Today I cycled across Paijan, a town with particularly nasty reputation for bicycle robberies. Took some precautions, though no issues seen at all. Will continue to be cautious from here on including some upcoming hot spots, but nice to get past Paijan.
What is the problem with Paijan?
Prior to this trip, I read multiple books and blogs and kept note of potential safety areas and other danger zones. By far, Paijan bubbled to the top as a town notorious for cycle tourists getting robbed. Most of these events occurred between 2006 and 2014. There was one account that might have been 2016, though it wasn’t clear. The general pattern was that cycle tourists would come into Paijan and on their way out would be followed by a moto-taxi or two and the robbers would try knocking person off the bike, dragging them into sugar cane and then robbing their belongings. Not a pleasant prospect and something that seemed to get discussed on cycle forums as well.

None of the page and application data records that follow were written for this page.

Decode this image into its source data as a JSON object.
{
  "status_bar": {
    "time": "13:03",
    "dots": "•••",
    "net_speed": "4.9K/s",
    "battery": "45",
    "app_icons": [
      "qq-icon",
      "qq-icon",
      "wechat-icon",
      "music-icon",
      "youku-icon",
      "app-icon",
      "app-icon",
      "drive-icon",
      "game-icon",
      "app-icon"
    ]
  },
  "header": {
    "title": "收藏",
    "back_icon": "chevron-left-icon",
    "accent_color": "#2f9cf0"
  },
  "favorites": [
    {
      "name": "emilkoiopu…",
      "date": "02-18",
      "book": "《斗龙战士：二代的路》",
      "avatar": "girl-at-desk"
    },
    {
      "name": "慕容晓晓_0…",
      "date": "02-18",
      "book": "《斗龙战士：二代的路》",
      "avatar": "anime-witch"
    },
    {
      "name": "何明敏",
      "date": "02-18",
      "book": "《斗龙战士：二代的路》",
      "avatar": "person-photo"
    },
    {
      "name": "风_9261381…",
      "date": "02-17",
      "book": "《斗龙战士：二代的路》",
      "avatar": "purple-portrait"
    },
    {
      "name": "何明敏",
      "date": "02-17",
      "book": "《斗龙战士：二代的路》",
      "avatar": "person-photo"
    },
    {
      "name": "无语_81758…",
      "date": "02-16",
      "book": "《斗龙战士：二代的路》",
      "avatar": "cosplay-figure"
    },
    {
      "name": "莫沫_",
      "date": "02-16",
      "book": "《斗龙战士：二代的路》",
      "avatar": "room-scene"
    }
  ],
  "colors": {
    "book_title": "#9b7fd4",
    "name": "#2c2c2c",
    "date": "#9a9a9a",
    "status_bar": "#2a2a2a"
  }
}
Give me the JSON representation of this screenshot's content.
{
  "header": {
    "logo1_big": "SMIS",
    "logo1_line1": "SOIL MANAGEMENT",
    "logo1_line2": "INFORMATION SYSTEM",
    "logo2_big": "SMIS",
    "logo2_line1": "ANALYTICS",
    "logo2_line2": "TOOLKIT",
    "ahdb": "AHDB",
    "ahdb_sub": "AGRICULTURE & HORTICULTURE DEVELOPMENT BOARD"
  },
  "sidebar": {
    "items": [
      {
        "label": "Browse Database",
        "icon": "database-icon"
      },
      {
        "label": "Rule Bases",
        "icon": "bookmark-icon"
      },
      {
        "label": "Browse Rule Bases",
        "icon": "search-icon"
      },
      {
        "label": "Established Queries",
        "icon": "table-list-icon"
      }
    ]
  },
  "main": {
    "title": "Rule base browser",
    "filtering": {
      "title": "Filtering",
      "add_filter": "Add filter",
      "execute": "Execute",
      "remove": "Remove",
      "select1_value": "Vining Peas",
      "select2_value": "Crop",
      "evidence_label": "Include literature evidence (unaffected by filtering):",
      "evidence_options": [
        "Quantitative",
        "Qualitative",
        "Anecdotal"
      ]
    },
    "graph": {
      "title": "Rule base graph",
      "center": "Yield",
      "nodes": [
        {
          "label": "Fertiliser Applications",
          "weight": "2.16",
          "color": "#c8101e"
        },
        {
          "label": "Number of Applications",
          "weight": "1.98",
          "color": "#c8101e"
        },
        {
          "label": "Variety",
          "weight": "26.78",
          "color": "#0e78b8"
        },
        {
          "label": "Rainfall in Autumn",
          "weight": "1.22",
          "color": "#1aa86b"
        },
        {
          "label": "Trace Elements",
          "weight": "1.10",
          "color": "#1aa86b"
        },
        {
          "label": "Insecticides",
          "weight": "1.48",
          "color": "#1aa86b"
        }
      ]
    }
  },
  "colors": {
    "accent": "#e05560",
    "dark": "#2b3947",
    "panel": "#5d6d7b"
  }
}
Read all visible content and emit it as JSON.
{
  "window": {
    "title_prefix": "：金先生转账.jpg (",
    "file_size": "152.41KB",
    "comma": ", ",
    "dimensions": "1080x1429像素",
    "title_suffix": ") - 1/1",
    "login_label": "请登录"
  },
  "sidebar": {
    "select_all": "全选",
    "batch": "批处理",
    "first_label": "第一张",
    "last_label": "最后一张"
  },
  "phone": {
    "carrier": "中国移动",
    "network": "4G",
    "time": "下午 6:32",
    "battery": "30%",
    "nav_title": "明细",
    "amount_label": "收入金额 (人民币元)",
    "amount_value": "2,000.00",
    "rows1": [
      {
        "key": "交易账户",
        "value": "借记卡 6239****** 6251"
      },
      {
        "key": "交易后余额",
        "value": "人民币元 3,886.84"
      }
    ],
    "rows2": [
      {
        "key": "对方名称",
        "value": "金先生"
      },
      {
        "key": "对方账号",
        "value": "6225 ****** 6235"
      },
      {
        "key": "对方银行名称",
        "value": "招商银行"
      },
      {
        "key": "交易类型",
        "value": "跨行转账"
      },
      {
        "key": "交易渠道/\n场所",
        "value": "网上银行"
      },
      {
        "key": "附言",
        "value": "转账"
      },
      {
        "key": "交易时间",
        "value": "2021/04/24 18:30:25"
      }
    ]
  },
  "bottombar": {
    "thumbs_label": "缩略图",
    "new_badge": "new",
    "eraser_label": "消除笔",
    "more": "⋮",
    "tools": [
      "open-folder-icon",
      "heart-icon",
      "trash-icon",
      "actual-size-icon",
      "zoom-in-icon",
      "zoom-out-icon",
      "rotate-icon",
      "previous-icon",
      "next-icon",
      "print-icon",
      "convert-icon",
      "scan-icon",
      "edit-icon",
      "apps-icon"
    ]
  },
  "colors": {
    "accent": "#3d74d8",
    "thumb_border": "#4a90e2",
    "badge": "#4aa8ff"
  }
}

So what did other cycle tourists do as word spread about Paijan?
- Some avoided the area by riding through the mountains rather than the coastal plain
- Some took a bus across the area, perhaps also skipping more of the northern desert areas
- Some rode in larger groups and didn’t seem to have a problem
- Some stopped and asked the police to escort them through town and onto the next town
- Some rode through without any special precautions and were just fine
It was a bit random and I couldn’t find much in way of accounts newer than 2014, so not sure if problem has diminished or just a lot fewer cyclists coming through.
I looked at what others had done and written and decided I would arrive in Paijan as early as I could and then when I found police, strike up conversation and ask for an escort if necessary. I also stashed away my camera until after Paijan, so photo above from my cell phone was only one I have before reaching the town (though a lot of it looked like the photo).
The first forty kilometers looked a lot like the photo above. After San Pedro, I quickly came into dry bleak desert areas. There was some head wind, though nothing too bad yet. Also some areas with drifting sand dunes across the road.
I reached edges of Paijan around 9:30am. Sun was shining and it pretty much looked like any other little town I had seen. I did pass three parked police cars but didn’t see anyone so kept going since figured there would be police station later. There wasn’t a lot of activity in the center and before I knew it I was already on my way outbound. I never quite saw the police station and quickly reached edges with sugar cane fields. There were some workers and road construction and before I knew it I had gone 60 kilometers and was in Chocope, the next town past Paijan. All nice, calm and anti-climatic from all I had read before, however I am also not complaining.
Youtube video of cycling through Paijan
Here was what road looked like leaving Chocope once I pulled my camera back out again.
This sign told us that Trujillo was capital of the “Eternal Spring”. When I entered Guatemala, it claimed to be the land of eternal spring so does this make Trujillo the capital of Guatemala?
This next stretch of road was tougher, partially because it had a gentle climb but more significantly because the head wind had picked up.
At 88 kilometers the road split into a bypass and one that led to the center. There was a small hotel here, though I figured I would ride into the center.
Coming closer, there was a nice frontage road that wasn’t being used much. I made great progress while a lot more of the traffic stayed in the center lanes.
Without too much trouble, found myself into center of town and a reasonable hotel. I could tell right away that center had a lot more tourists. Heard English being spoken more and multiple establishments for tours.
I do think these folks playing the lottery were locals.
There was a nice little shopping street off this main square.
Hotel got fancy with folding the towels to create this little piglet.
Overall Trujillo has nearly a million people, but was surprisingly easy to ride in from the north. Nice to wander around the center and now pick the next sections headed towards Lima.
Be careful out there. Glad you didn’t get dragged into a field.
As always, Mike, you blow me away with your understated ability, courage, and plain old gumption! I have to say I much prefer green to desert – I don’t know how you do it! Stay safe, and good luck!